WHAT YOU ARE ASKED TO DO :: Copy out every record that follows, word for word.
[RECORDS SUPPLIED Boundary: Start]
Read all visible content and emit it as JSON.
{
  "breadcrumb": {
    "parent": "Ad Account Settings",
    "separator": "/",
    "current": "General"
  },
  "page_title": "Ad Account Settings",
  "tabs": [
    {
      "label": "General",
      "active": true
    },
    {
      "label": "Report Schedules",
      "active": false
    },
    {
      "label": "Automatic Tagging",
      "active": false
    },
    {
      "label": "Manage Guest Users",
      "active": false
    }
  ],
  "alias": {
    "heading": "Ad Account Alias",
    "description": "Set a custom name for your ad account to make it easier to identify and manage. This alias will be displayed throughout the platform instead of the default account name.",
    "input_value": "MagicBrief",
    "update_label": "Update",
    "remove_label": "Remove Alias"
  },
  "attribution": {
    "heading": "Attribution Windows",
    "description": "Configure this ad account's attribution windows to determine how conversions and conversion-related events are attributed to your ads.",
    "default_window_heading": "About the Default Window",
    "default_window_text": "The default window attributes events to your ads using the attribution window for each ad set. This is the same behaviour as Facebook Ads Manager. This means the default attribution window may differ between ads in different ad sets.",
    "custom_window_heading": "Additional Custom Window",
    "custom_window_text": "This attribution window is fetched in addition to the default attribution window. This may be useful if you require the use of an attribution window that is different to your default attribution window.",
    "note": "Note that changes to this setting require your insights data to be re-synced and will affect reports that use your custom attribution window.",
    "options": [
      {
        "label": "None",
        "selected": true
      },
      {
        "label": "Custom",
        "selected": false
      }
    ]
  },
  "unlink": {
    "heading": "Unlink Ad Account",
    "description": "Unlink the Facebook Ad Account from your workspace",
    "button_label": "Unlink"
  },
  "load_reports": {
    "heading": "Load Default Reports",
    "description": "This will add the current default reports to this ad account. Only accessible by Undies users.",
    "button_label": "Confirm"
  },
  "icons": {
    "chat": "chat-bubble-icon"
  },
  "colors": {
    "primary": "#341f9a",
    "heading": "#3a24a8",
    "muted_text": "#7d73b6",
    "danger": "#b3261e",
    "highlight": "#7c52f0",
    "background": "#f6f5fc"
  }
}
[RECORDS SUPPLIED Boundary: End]
REPLY ::
Read all visible content and emit it as JSON.
{
  "breadcrumb": {
    "parent": "Ad Account Settings",
    "separator": "/",
    "current": "General"
  },
  "page_title": "Ad Account Settings",
  "tabs": [
    {
      "label": "General",
      "active": true
    },
    {
      "label": "Report Schedules",
      "active": false
    },
    {
      "label": "Automatic Tagging",
      "active": false
    },
    {
      "label": "Manage Guest Users",
      "active": false
    }
  ],
  "alias": {
    "heading": "Ad Account Alias",
    "description": "Set a custom name for your ad account to make it easier to identify and manage. This alias will be displayed throughout the platform instead of the default account name.",
    "input_value": "MagicBrief",
    "update_label": "Update",
    "remove_label": "Remove Alias"
  },
  "attribution": {
    "heading": "Attribution Windows",
    "description": "Configure this ad account's attribution windows to determine how conversions and conversion-related events are attributed to your ads.",
    "default_window_heading": "About the Default Window",
    "default_window_text": "The default window attributes events to your ads using the attribution window for each ad set. This is the same behaviour as Facebook Ads Manager. This means the default attribution window may differ between ads in different ad sets.",
    "custom_window_heading": "Additional Custom Window",
    "custom_window_text": "This attribution window is fetched in addition to the default attribution window. This may be useful if you require the use of an attribution window that is different to your default attribution window.",
    "note": "Note that changes to this setting require your insights data to be re-synced and will affect reports that use your custom attribution window.",
    "options": [
      {
        "label": "None",
        "selected": true
      },
      {
        "label": "Custom",
        "selected": false
      }
    ]
  },
  "unlink": {
    "heading": "Unlink Ad Account",
    "description": "Unlink the Facebook Ad Account from your workspace",
    "button_label": "Unlink"
  },
  "load_reports": {
    "heading": "Load Default Reports",
    "description": "This will add the current default reports to this ad account. Only accessible by Undies users.",
    "button_label": "Confirm"
  },
  "icons": {
    "chat": "chat-bubble-icon"
  },
  "colors": {
    "primary": "#341f9a",
    "heading": "#3a24a8",
    "muted_text": "#7d73b6",
    "danger": "#b3261e",
    "highlight": "#7c52f0",
    "background": "#f6f5fc"
  }
}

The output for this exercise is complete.